Authorities fear Nipah virus may spread to Goa and Mumbai; hospitals on alert
Mumbai :The Goa health department has asked all hospitals to remain alert in the wake of reports of Nipah virus outbreak, which has claimed at least three lives in Kerala. Goa Health Minister Vishwajit Rane said that random checks are also being done on people coming to the state from Kerala. He said that this is being done in accordance with the directives of the central government.
The Goa health department is constantly in touch with the Kerala government to ascertain the impact and spread of the rare and deadly Nipah virus.
Instructions have also been given by the Goa health department to check passengers coming to the coastal state in trains from Kerala. All medical colleges and private hospitals have also been put on alert to tackle any possible case of Nipah virus.

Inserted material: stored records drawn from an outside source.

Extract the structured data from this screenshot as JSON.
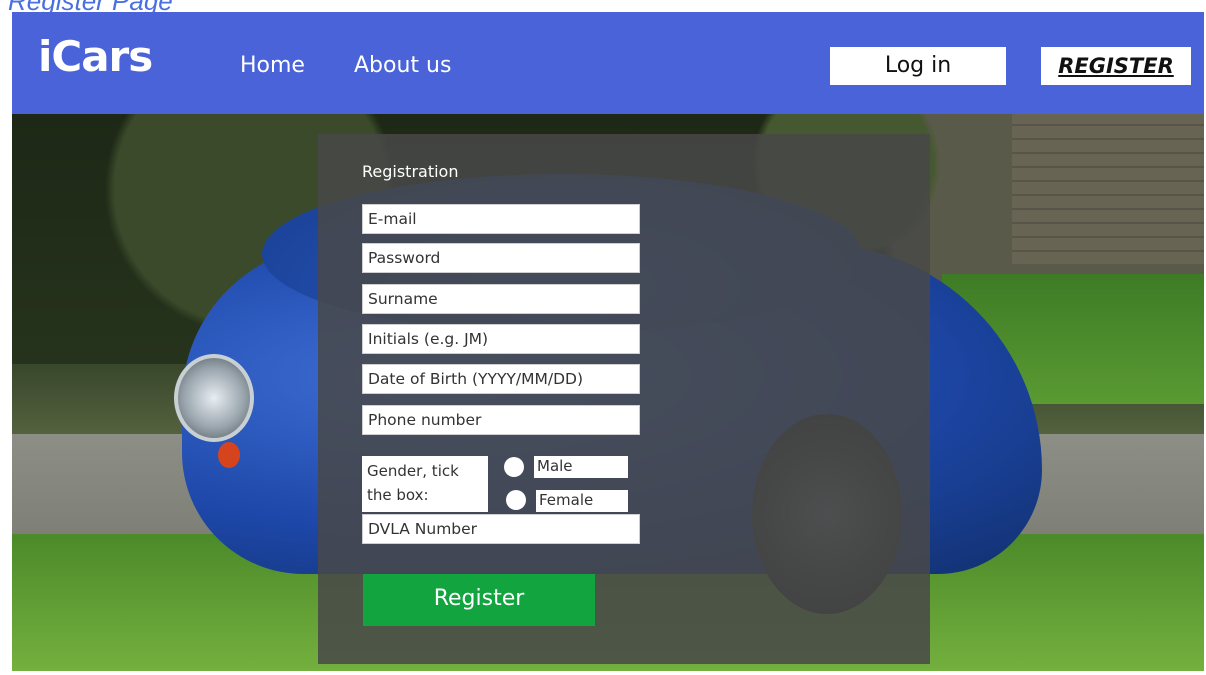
{
  "page": {
    "caption": "Register Page"
  },
  "header": {
    "logo": "iCars",
    "nav": {
      "home": "Home",
      "about": "About us"
    },
    "login_label": "Log in",
    "register_label": "REGISTER"
  },
  "form": {
    "title": "Registration",
    "fields": {
      "email": "E-mail",
      "password": "Password",
      "surname": "Surname",
      "initials": "Initials (e.g. JM)",
      "dob": "Date of Birth (YYYY/MM/DD)",
      "phone": "Phone number",
      "dvla": "DVLA Number"
    },
    "gender": {
      "label": "Gender, tick the box:",
      "options": {
        "male": "Male",
        "female": "Female"
      }
    },
    "submit_label": "Register"
  },
  "colors": {
    "header_bg": "#4a63d9",
    "panel_bg": "rgba(72,72,72,0.86)",
    "register_button": "#12a43f",
    "caption": "#4a6fe0"
  }
}
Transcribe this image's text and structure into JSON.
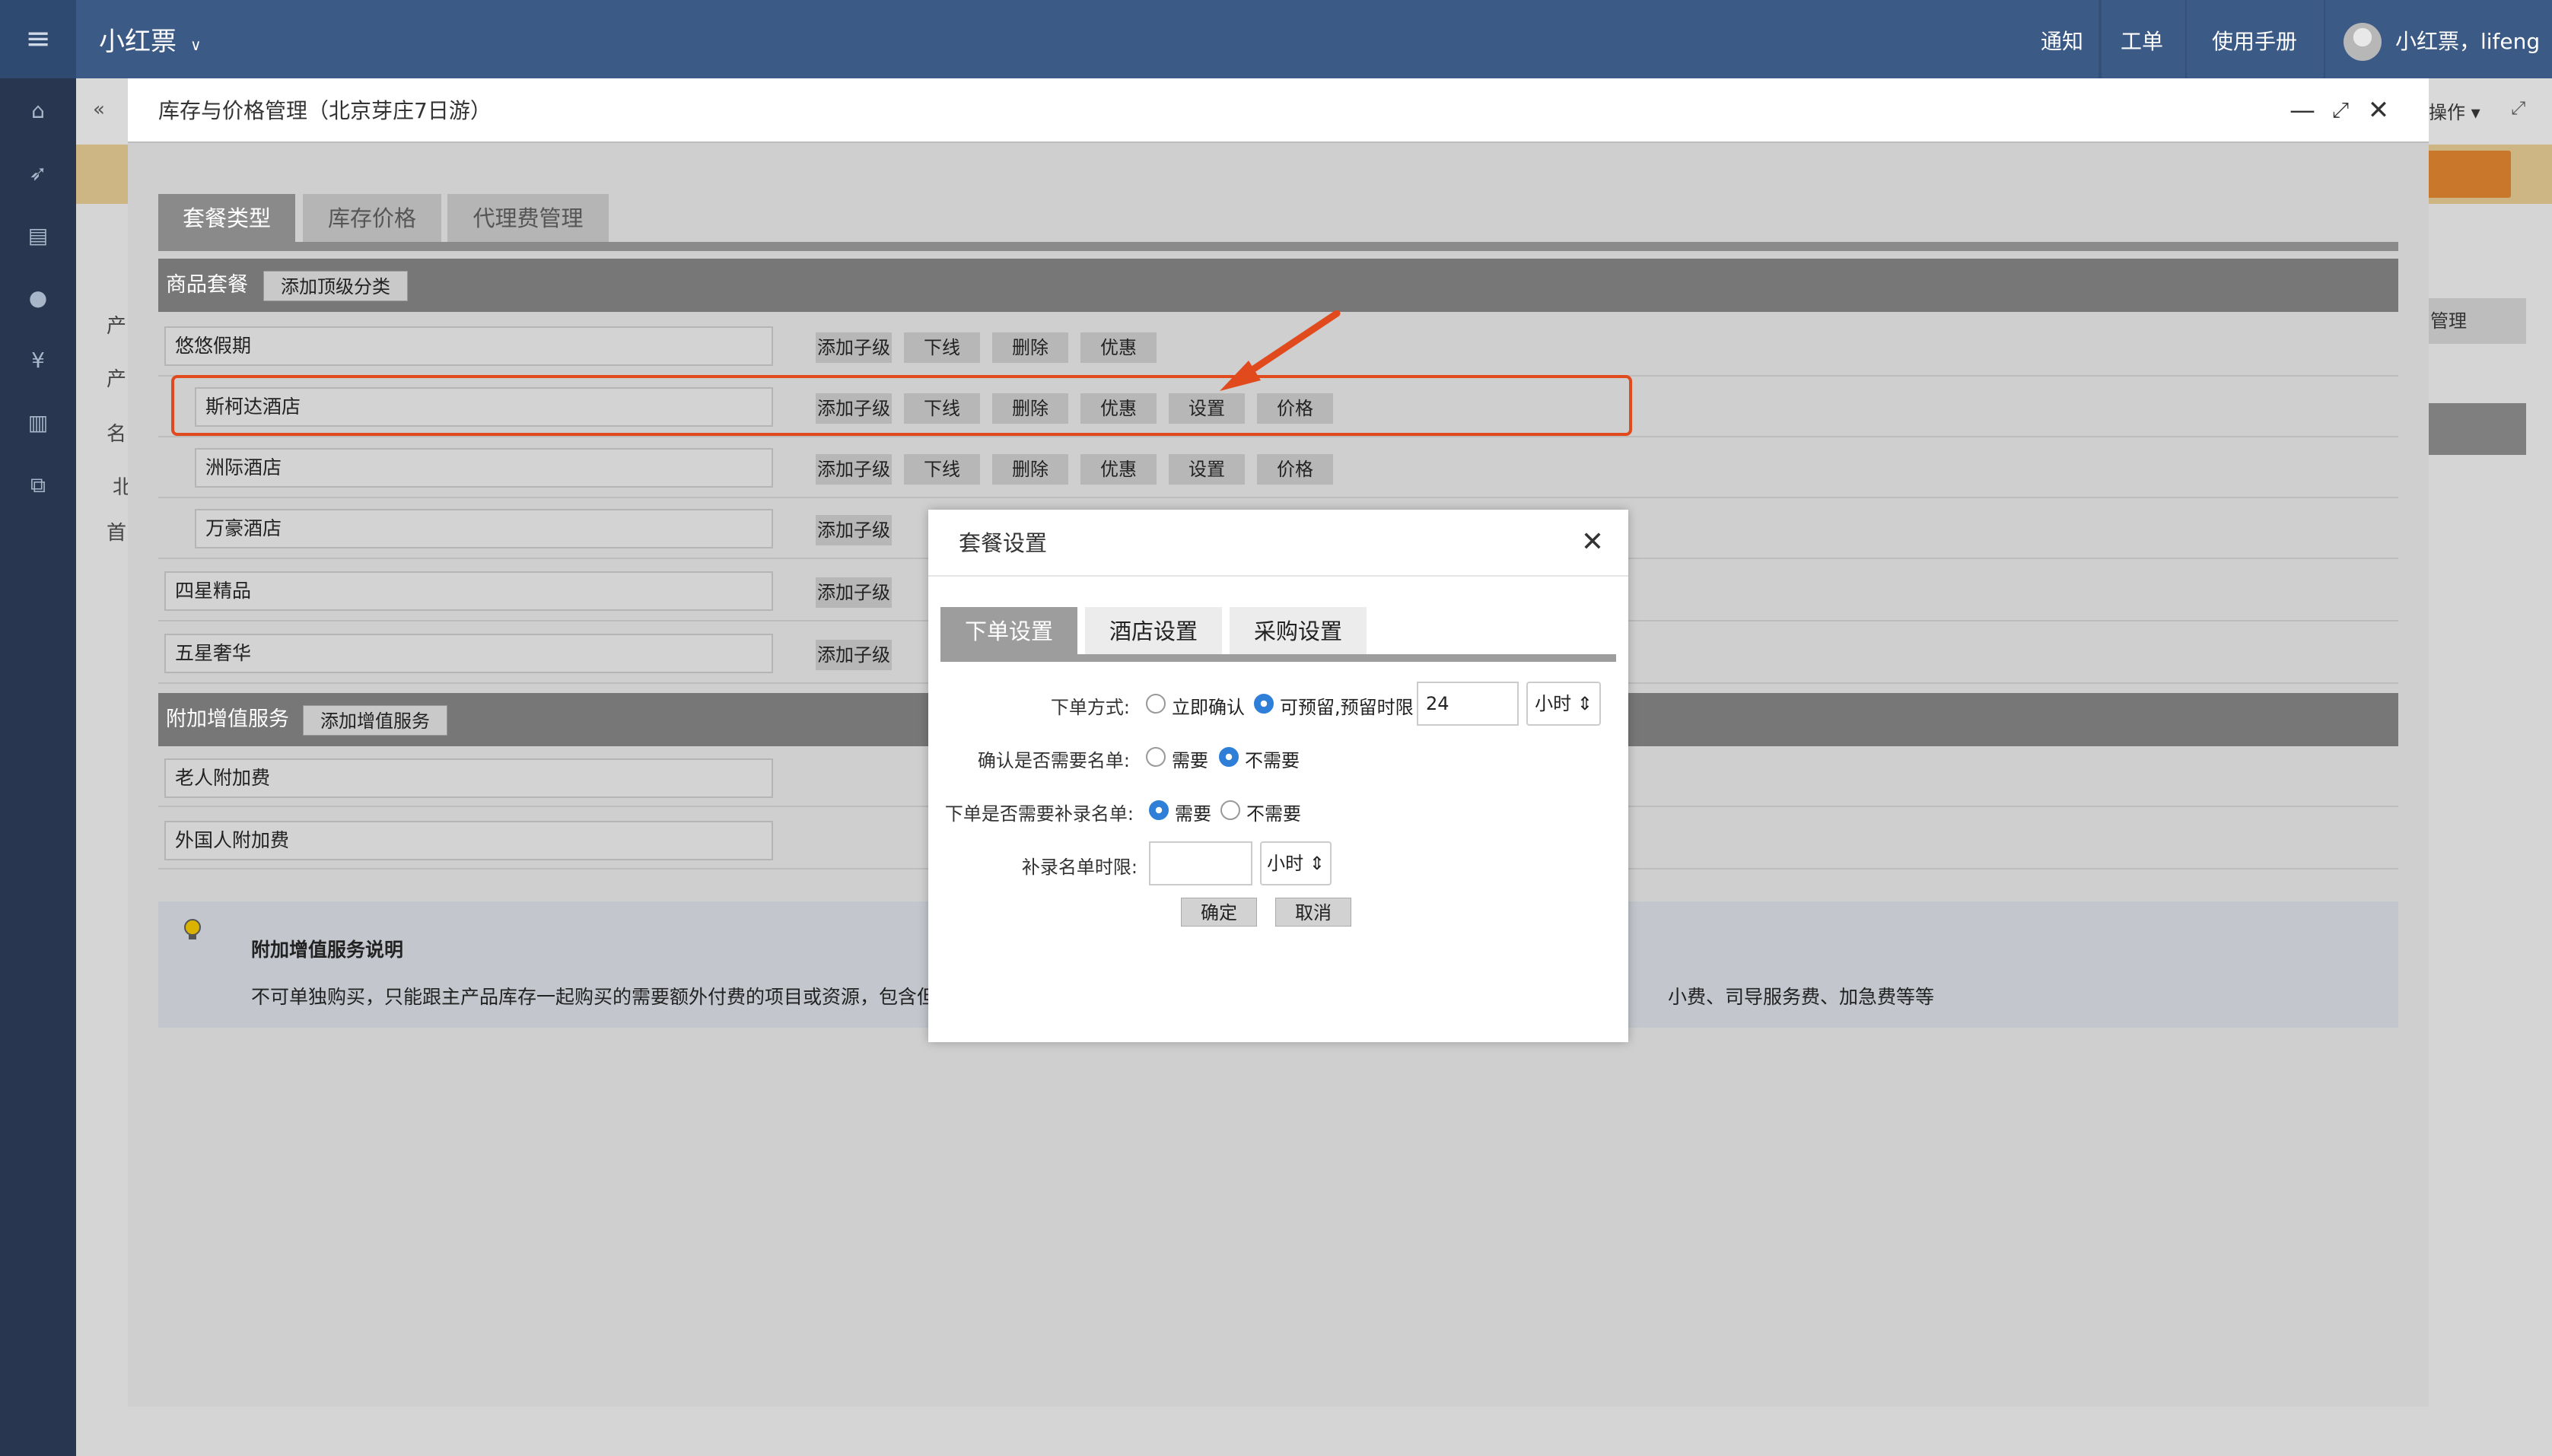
{
  "app": {
    "menu_icon": "hamburger-icon",
    "brand": "小红票",
    "nav": [
      "通知",
      "工单",
      "使用手册"
    ],
    "user": "小红票，lifeng"
  },
  "sidebar_icons": [
    "home-icon",
    "rocket-icon",
    "list-icon",
    "user-icon",
    "yen-icon",
    "bar-chart-icon",
    "sitemap-icon"
  ],
  "background": {
    "ops_label": "操作",
    "manage_label": "管理",
    "left_fragments": [
      "产",
      "产",
      "名",
      "北",
      "首"
    ]
  },
  "window": {
    "title": "库存与价格管理（北京芽庄7日游）",
    "tabs": [
      "套餐类型",
      "库存价格",
      "代理费管理"
    ],
    "package_section": {
      "label": "商品套餐",
      "add_button": "添加顶级分类",
      "rows": [
        {
          "name": "悠悠假期",
          "actions": [
            "添加子级",
            "下线",
            "删除",
            "优惠"
          ]
        },
        {
          "name": "斯柯达酒店",
          "actions": [
            "添加子级",
            "下线",
            "删除",
            "优惠",
            "设置",
            "价格"
          ]
        },
        {
          "name": "洲际酒店",
          "actions": [
            "添加子级",
            "下线",
            "删除",
            "优惠",
            "设置",
            "价格"
          ]
        },
        {
          "name": "万豪酒店",
          "actions": [
            "添加子级"
          ]
        },
        {
          "name": "四星精品",
          "actions": [
            "添加子级"
          ]
        },
        {
          "name": "五星奢华",
          "actions": [
            "添加子级"
          ]
        }
      ]
    },
    "addon_section": {
      "label": "附加增值服务",
      "add_button": "添加增值服务",
      "rows": [
        {
          "name": "老人附加费"
        },
        {
          "name": "外国人附加费"
        }
      ]
    },
    "info": {
      "title": "附加增值服务说明",
      "text": "不可单独购买，只能跟主产品库存一起购买的需要额外付费的项目或资源，包含但不",
      "text_tail": "小费、司导服务费、加急费等等"
    }
  },
  "dialog": {
    "title": "套餐设置",
    "tabs": [
      "下单设置",
      "酒店设置",
      "采购设置"
    ],
    "fields": {
      "order_method": {
        "label": "下单方式:",
        "options": [
          "立即确认",
          "可预留,预留时限"
        ],
        "selected": 1,
        "value": "24",
        "unit": "小时"
      },
      "confirm_list": {
        "label": "确认是否需要名单:",
        "options": [
          "需要",
          "不需要"
        ],
        "selected": 1
      },
      "supplement_list": {
        "label": "下单是否需要补录名单:",
        "options": [
          "需要",
          "不需要"
        ],
        "selected": 0
      },
      "supplement_time": {
        "label": "补录名单时限:",
        "value": "",
        "unit": "小时"
      }
    },
    "confirm": "确定",
    "cancel": "取消"
  },
  "colors": {
    "navbar": "#3c5a86",
    "sidebar": "#28374f",
    "highlight": "#e14a1d",
    "radio_on": "#2f7fd9"
  }
}
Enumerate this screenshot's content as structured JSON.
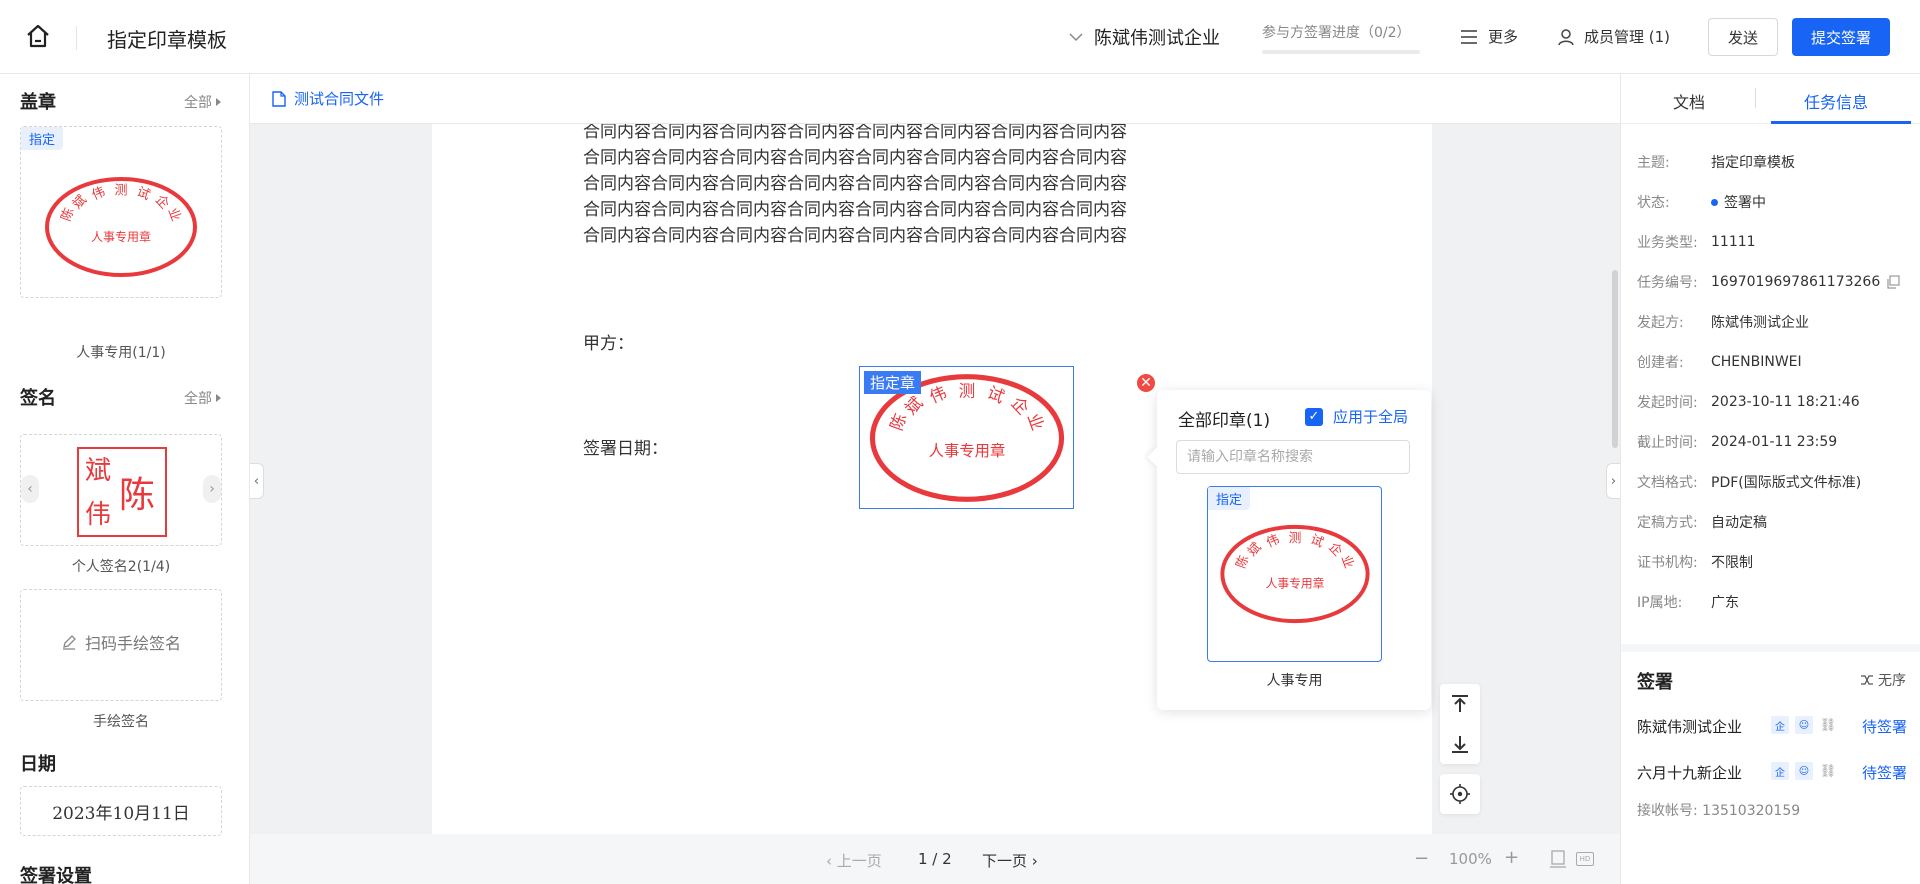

Authorities fear that the deadly virus can spread to Goa and Mumbai in the next few days.
The outbreak of Nipah virus in Kerala has so far claimed three lives, while one person is undergoing treatment and eight are under observation.
Considering the seriousness of the situation, the Centre on Monday rushed a high-level team from the National Centre for Disease Control (NCDC), including its director, Dr Sujeet Kumar Singh and Head of Epidemiology, Dr SK Jain.
According to information available on World Health Organisation (WHO), India has in the past documented human-to-human transmission of the rare Nipah virus. The global health body says that the virus causes severe disease in both humans and animals.
As per a report on WHO website, Nipah is a newly emerging virus, which gets transferred from animals to humans, and it causes severe disease in both animals as well as humans. The natural host of the virus are fruit bats of the “Pteropodidae Family, Pteropus genus”.
The virus first came to light in 1998 when a disease outbreak was reported from Kampung Sungai Nipah in Malaysia. As this suggests, the nomenclature of the disease also comes from the name of the place in Malaysia.
There is no vaccine available for either humans or animals acquiring the rare virus. The primary treatment for human cases is intensive supportive care, says WHO.